[Excerpts from an interface dataset]

·····

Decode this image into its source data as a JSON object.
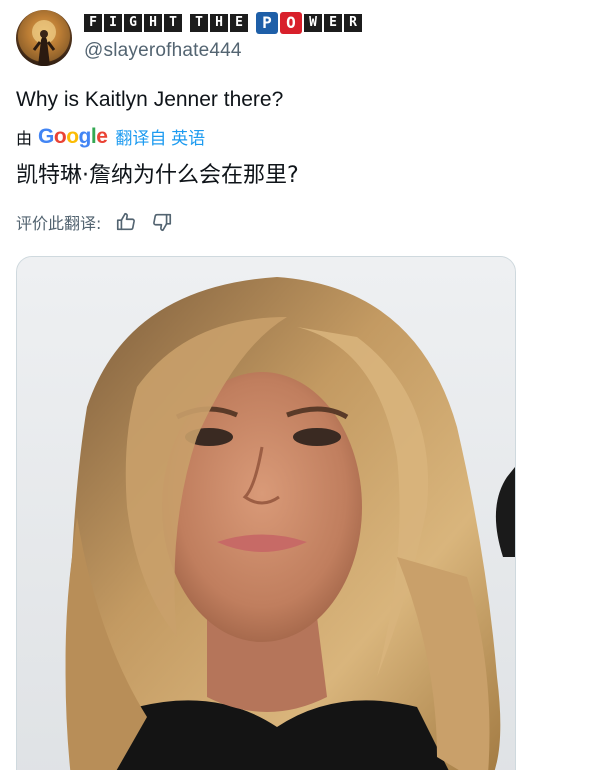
{
  "author": {
    "display_name_tiles": [
      "F",
      "I",
      "G",
      "H",
      "T",
      "",
      "T",
      "H",
      "E",
      "",
      "P",
      "O",
      "W",
      "E",
      "R"
    ],
    "display_name": "FIGHT THE POWER",
    "handle": "@slayerofhate444"
  },
  "tweet": {
    "text": "Why is Kaitlyn Jenner there?"
  },
  "translation": {
    "by_label": "由",
    "provider_letters": [
      "G",
      "o",
      "o",
      "g",
      "l",
      "e"
    ],
    "translated_from": "翻译自 英语",
    "text": "凯特琳·詹纳为什么会在那里?",
    "rate_label": "评价此翻译:",
    "thumbs_up_icon": "thumbs-up-icon",
    "thumbs_down_icon": "thumbs-down-icon"
  },
  "media": {
    "kind": "photo",
    "subject": "portrait of a woman with long blonde hair"
  },
  "colors": {
    "text_primary": "#0f1419",
    "text_secondary": "#536471",
    "link": "#1d9bf0",
    "border": "#cfd9de",
    "google_blue": "#4285F4",
    "google_red": "#EA4335",
    "google_yellow": "#FBBC05",
    "google_green": "#34A853",
    "name_tile_dark": "#1c1c1c",
    "name_tile_blue": "#1e5fa8",
    "name_tile_red": "#d8202b"
  }
}
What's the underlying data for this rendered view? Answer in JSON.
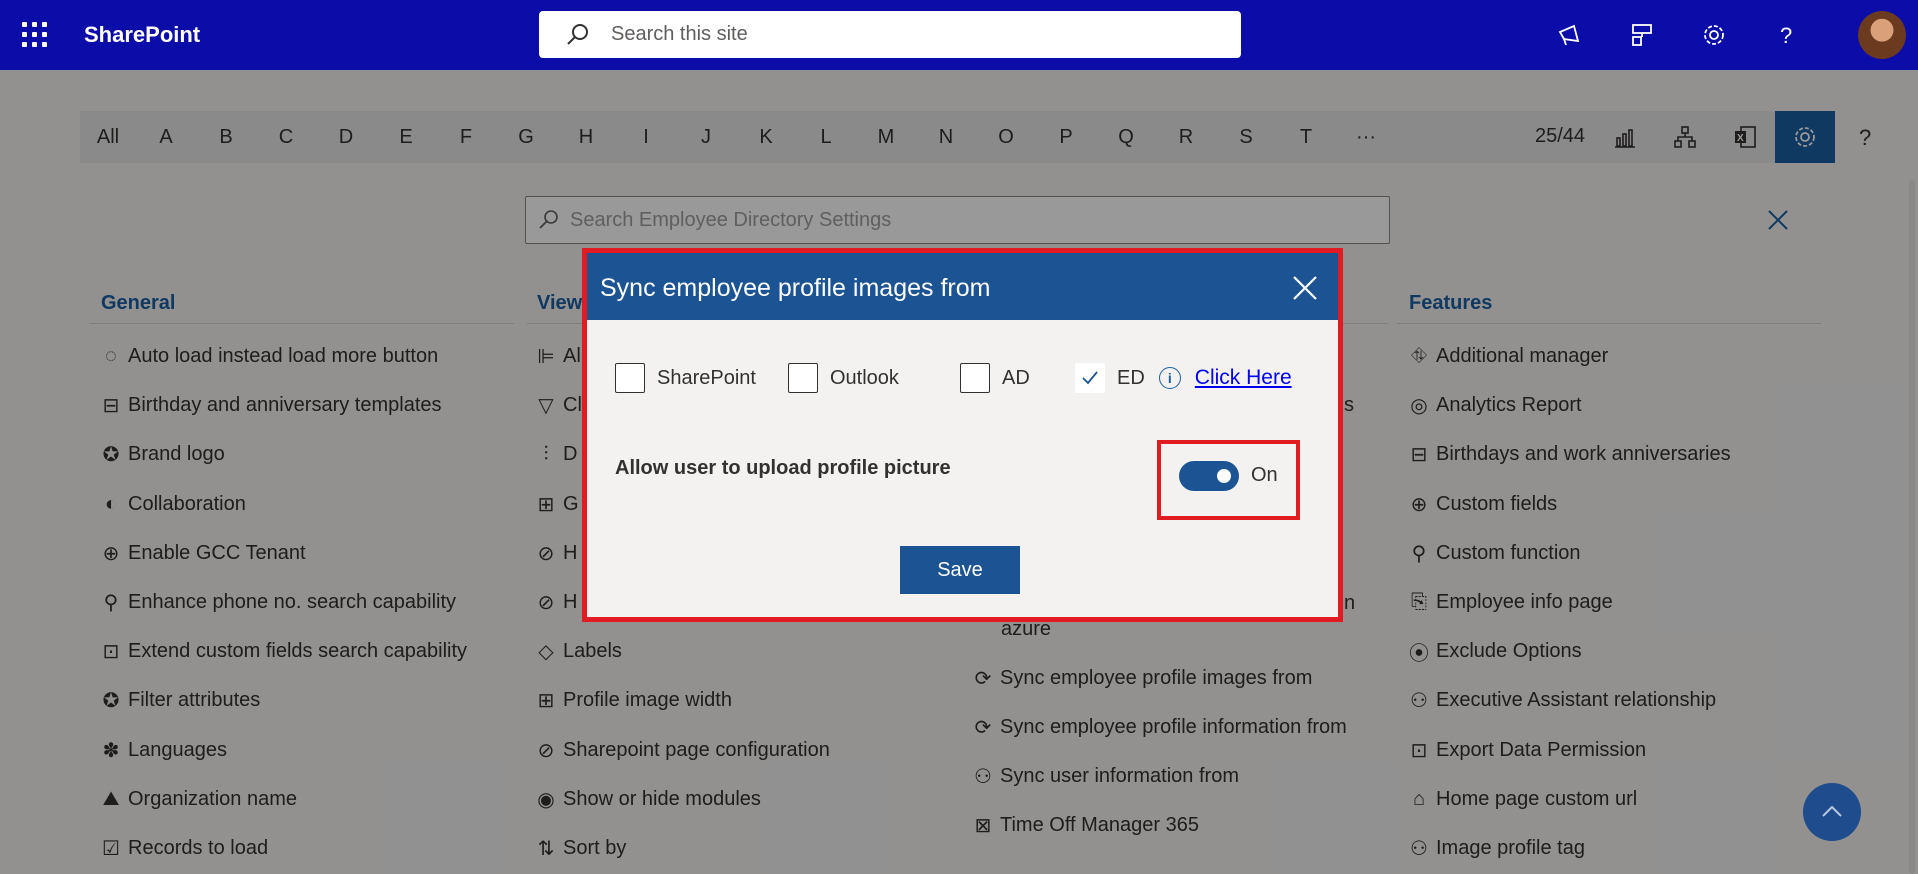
{
  "suitebar": {
    "brand": "SharePoint",
    "search_placeholder": "Search this site"
  },
  "letterbar": {
    "letters": [
      "All",
      "A",
      "B",
      "C",
      "D",
      "E",
      "F",
      "G",
      "H",
      "I",
      "J",
      "K",
      "L",
      "M",
      "N",
      "O",
      "P",
      "Q",
      "R",
      "S",
      "T",
      "···"
    ],
    "counter": "25/44"
  },
  "settings_search": {
    "placeholder": "Search Employee Directory Settings"
  },
  "columns": {
    "general": {
      "heading": "General",
      "items": [
        "Auto load instead load more button",
        "Birthday and anniversary templates",
        "Brand logo",
        "Collaboration",
        "Enable GCC Tenant",
        "Enhance phone no. search capability",
        "Extend custom fields search capability",
        "Filter attributes",
        "Languages",
        "Organization name",
        "Records to load"
      ]
    },
    "view": {
      "heading": "View",
      "items": [
        "Al",
        "Cl",
        "D",
        "G",
        "H",
        "H",
        "Labels",
        "Profile image width",
        "Sharepoint page configuration",
        "Show or hide modules",
        "Sort by"
      ]
    },
    "sync": {
      "partial_right": [
        "s",
        "n"
      ],
      "items": [
        "azure",
        "Sync employee profile images from",
        "Sync employee profile information from",
        "Sync user information from",
        "Time Off Manager 365"
      ]
    },
    "features": {
      "heading": "Features",
      "items": [
        "Additional manager",
        "Analytics Report",
        "Birthdays and work anniversaries",
        "Custom fields",
        "Custom function",
        "Employee info page",
        "Exclude Options",
        "Executive Assistant relationship",
        "Export Data Permission",
        "Home page custom url",
        "Image profile tag"
      ]
    }
  },
  "dialog": {
    "title": "Sync employee profile images from",
    "options": [
      {
        "label": "SharePoint",
        "checked": false
      },
      {
        "label": "Outlook",
        "checked": false
      },
      {
        "label": "AD",
        "checked": false
      },
      {
        "label": "ED",
        "checked": true
      }
    ],
    "click_here": "Click Here",
    "allow_label": "Allow user to upload profile picture",
    "toggle_state": "On",
    "save_label": "Save"
  },
  "colors": {
    "suitebar": "#0c0ca8",
    "accent": "#1b5393",
    "highlight": "#e11b22"
  }
}
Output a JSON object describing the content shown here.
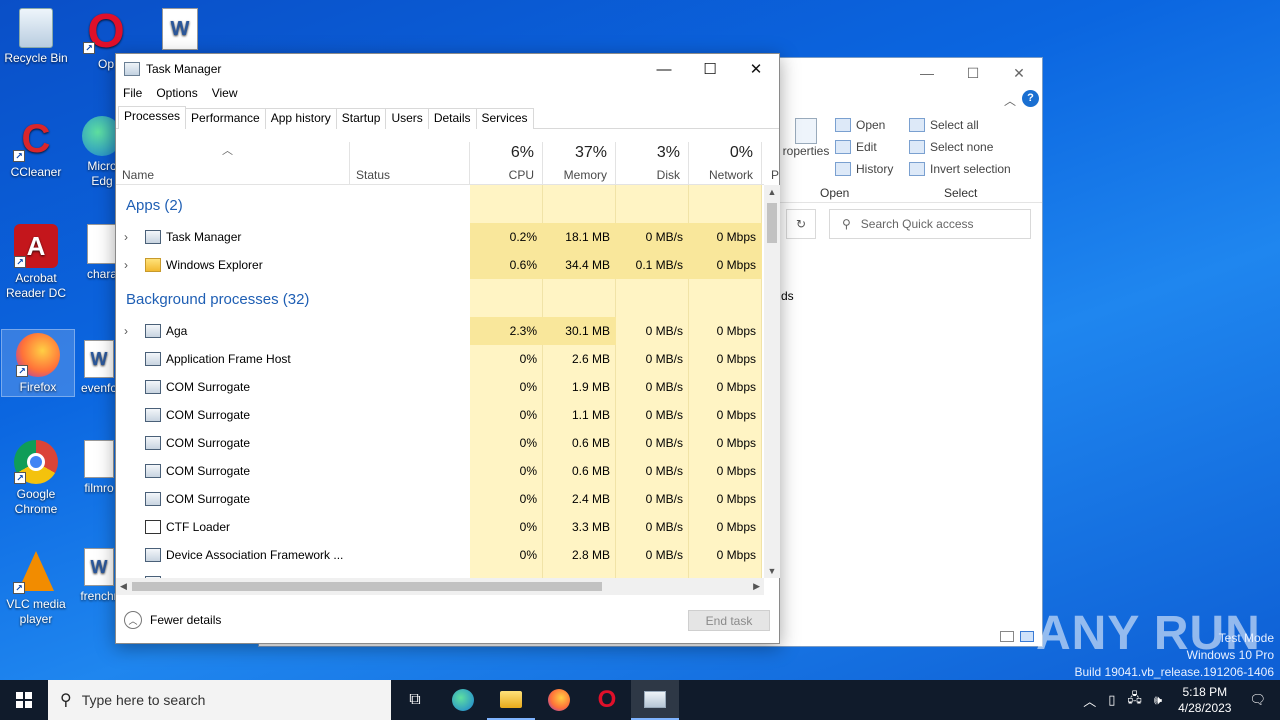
{
  "desktop": {
    "icons": [
      {
        "label": "Recycle Bin"
      },
      {
        "label": "Op"
      },
      {
        "label": ""
      },
      {
        "label": "CCleaner"
      },
      {
        "label": "Micro Edg"
      },
      {
        "label": "Acrobat Reader DC"
      },
      {
        "label": "chara"
      },
      {
        "label": "Firefox"
      },
      {
        "label": "evenfo"
      },
      {
        "label": "Google Chrome"
      },
      {
        "label": "filmro"
      },
      {
        "label": "VLC media player"
      },
      {
        "label": "frenchr"
      }
    ]
  },
  "explorer": {
    "ribbon": {
      "open_items": [
        "Open",
        "Edit",
        "History"
      ],
      "properties_label": "roperties",
      "open_group": "Open",
      "select_items": [
        "Select all",
        "Select none",
        "Invert selection"
      ],
      "select_group": "Select"
    },
    "search_placeholder": "Search Quick access",
    "content_fragment": "ds"
  },
  "task_manager": {
    "title": "Task Manager",
    "menu": [
      "File",
      "Options",
      "View"
    ],
    "tabs": [
      "Processes",
      "Performance",
      "App history",
      "Startup",
      "Users",
      "Details",
      "Services"
    ],
    "active_tab": "Processes",
    "columns": {
      "name": "Name",
      "status": "Status",
      "cpu": {
        "pct": "6%",
        "label": "CPU"
      },
      "memory": {
        "pct": "37%",
        "label": "Memory"
      },
      "disk": {
        "pct": "3%",
        "label": "Disk"
      },
      "network": {
        "pct": "0%",
        "label": "Network"
      },
      "power_fragment": "P"
    },
    "groups": {
      "apps": "Apps (2)",
      "background": "Background processes (32)"
    },
    "apps": [
      {
        "name": "Task Manager",
        "cpu": "0.2%",
        "memory": "18.1 MB",
        "disk": "0 MB/s",
        "network": "0 Mbps"
      },
      {
        "name": "Windows Explorer",
        "cpu": "0.6%",
        "memory": "34.4 MB",
        "disk": "0.1 MB/s",
        "network": "0 Mbps"
      }
    ],
    "background": [
      {
        "name": "Aga",
        "cpu": "2.3%",
        "memory": "30.1 MB",
        "disk": "0 MB/s",
        "network": "0 Mbps"
      },
      {
        "name": "Application Frame Host",
        "cpu": "0%",
        "memory": "2.6 MB",
        "disk": "0 MB/s",
        "network": "0 Mbps"
      },
      {
        "name": "COM Surrogate",
        "cpu": "0%",
        "memory": "1.9 MB",
        "disk": "0 MB/s",
        "network": "0 Mbps"
      },
      {
        "name": "COM Surrogate",
        "cpu": "0%",
        "memory": "1.1 MB",
        "disk": "0 MB/s",
        "network": "0 Mbps"
      },
      {
        "name": "COM Surrogate",
        "cpu": "0%",
        "memory": "0.6 MB",
        "disk": "0 MB/s",
        "network": "0 Mbps"
      },
      {
        "name": "COM Surrogate",
        "cpu": "0%",
        "memory": "0.6 MB",
        "disk": "0 MB/s",
        "network": "0 Mbps"
      },
      {
        "name": "COM Surrogate",
        "cpu": "0%",
        "memory": "2.4 MB",
        "disk": "0 MB/s",
        "network": "0 Mbps"
      },
      {
        "name": "CTF Loader",
        "cpu": "0%",
        "memory": "3.3 MB",
        "disk": "0 MB/s",
        "network": "0 Mbps"
      },
      {
        "name": "Device Association Framework ...",
        "cpu": "0%",
        "memory": "2.8 MB",
        "disk": "0 MB/s",
        "network": "0 Mbps"
      }
    ],
    "footer": {
      "fewer_details": "Fewer details",
      "end_task": "End task"
    }
  },
  "watermark": {
    "brand": "ANY RUN",
    "mode": "Test Mode",
    "os": "Windows 10 Pro",
    "build": "Build 19041.vb_release.191206-1406"
  },
  "taskbar": {
    "search_placeholder": "Type here to search",
    "time": "5:18 PM",
    "date": "4/28/2023"
  }
}
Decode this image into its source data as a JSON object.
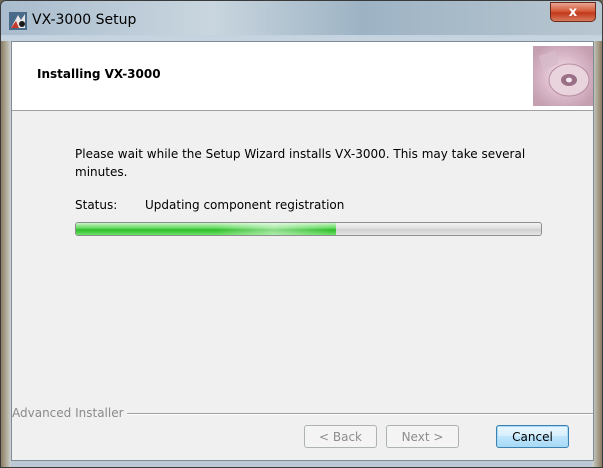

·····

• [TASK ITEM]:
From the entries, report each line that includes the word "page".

• [ANSWER BOX]:
        "Sharepoint page configuration",
        "Employee info page",
        "Home page custom url",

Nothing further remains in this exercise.